stw

Member
Region
USA
Re @AHicks reference to the Balloon tire size (which starts around 50mm by my reckoning): On the hub conversion I'm building, I can use 40mm to 48mm under the fenders. Easily 60mm if I removed the fenders (dry climate where I am). The reason I'm leaning toward the narrower 40-48mm widths is my recent experience with a Bosch driven 4x26" fatbike iZip Sumo. Fun, and a good introduction to e-assist riding, but I'm a little surprised how much slower the 4x26" tires are in general since I'm new to fatbiking. Even after I switched to the quieter, smoother Origin8 Supercell 30tpi. Maybe with a wider balloon size 2" wide tire it can still feel like a lighter, quicker bike than the 4x26" fatbike.
 

Mango1234

New Member
Region
USA
The Marathons and Marathon Supremes were on regular bikes. The Pluses and E-Pluses are on E-bikes so comparisons to the other two are difficult. The Supremes were 700x35s and rolled very easy, comparable to the Gatorskins I had before. The regular marathons are 26x1.75 and smaller diameter and wider than the supremes so they feel very different. They feel slower but much more stable. The Plus tires are 26x2.0, the E-Plus tires are 27.5x2.0. I always ride with the motor on, so pedaling efficiency feels similar, but when on a downhill the E-Pluses coast better.
 

Mango1234

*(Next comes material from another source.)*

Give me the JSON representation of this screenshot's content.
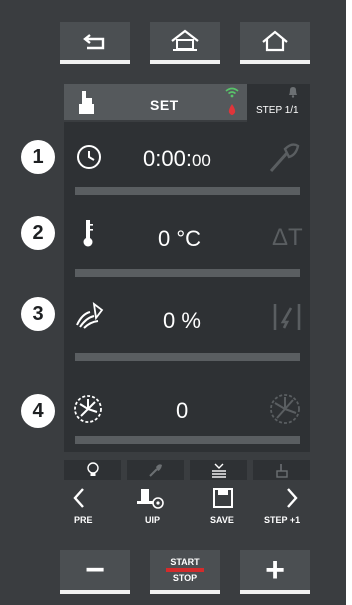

New Member
Region
USA
I would have bought bigger tires if Schwalbe made them in the "flatless" models. I wrote Schwalbe an email suggesting they make the Plus and E-Plus in 2.4, 2.6, 2.8 widths.
 

AHicks

Well-Known Member
Region
USA
City
Snow Bird - Summer S.E. Michigan, Winter Gulf Coast North Central Fl.
Re @AHicks reference to the Balloon tire size (which starts around 50mm by my reckoning): On the hub conversion I'm building, I can use 40mm to 48mm under the fenders. Easily 60mm if I removed the fenders (dry climate where I am). The reason I'm leaning toward the narrower 40-48mm widths is my recent experience with a Bosch driven 4x26" fatbike iZip Sumo. Fun, and a good introduction to e-assist riding, but I'm a little surprised how much slower the 4x26" tires are in general since I'm new to fatbiking. Even after I switched to the quieter, smoother Origin8 Supercell 30tpi. Maybe with a wider balloon size 2" wide tire it can still feel like a lighter, quicker bike than the 4x26" fatbike.
I bought a fat bike last October, and quickly decided all the hype regarding the ride was not for me. An expensive mistake. You can make them ride nice, but the trade off is a lot of rolling resistance. A feel I don't care for at all. Then, when switching to tread patterns for pavement use (to get rid of the roar when riding on pavement), you have the self steering issues, in addition to the rolling resistance. Sure you can dial that out with increased air pressure, but then that great ride disappears. And last, 26x4 tires make the bike look, feel, and handle huge.

That's when I learned about the 2.35 and 2.4" (and the 2.8 to a lesser extent) Schwalbe tires. They are what I thought I would be getting with the 26x4 bike - without the huge feeling.

As far as "flatless", the balloon tires have that green guard layer too, but no tire is flatless. That's one of the reasons God invented Slime (and similar products). Slime makes all of them, including the Marathons, nearly flatless....

As far as my fat bike, currently collecting parts to convert it to 27.5+ wheels (something in the 32-38mm range). -Al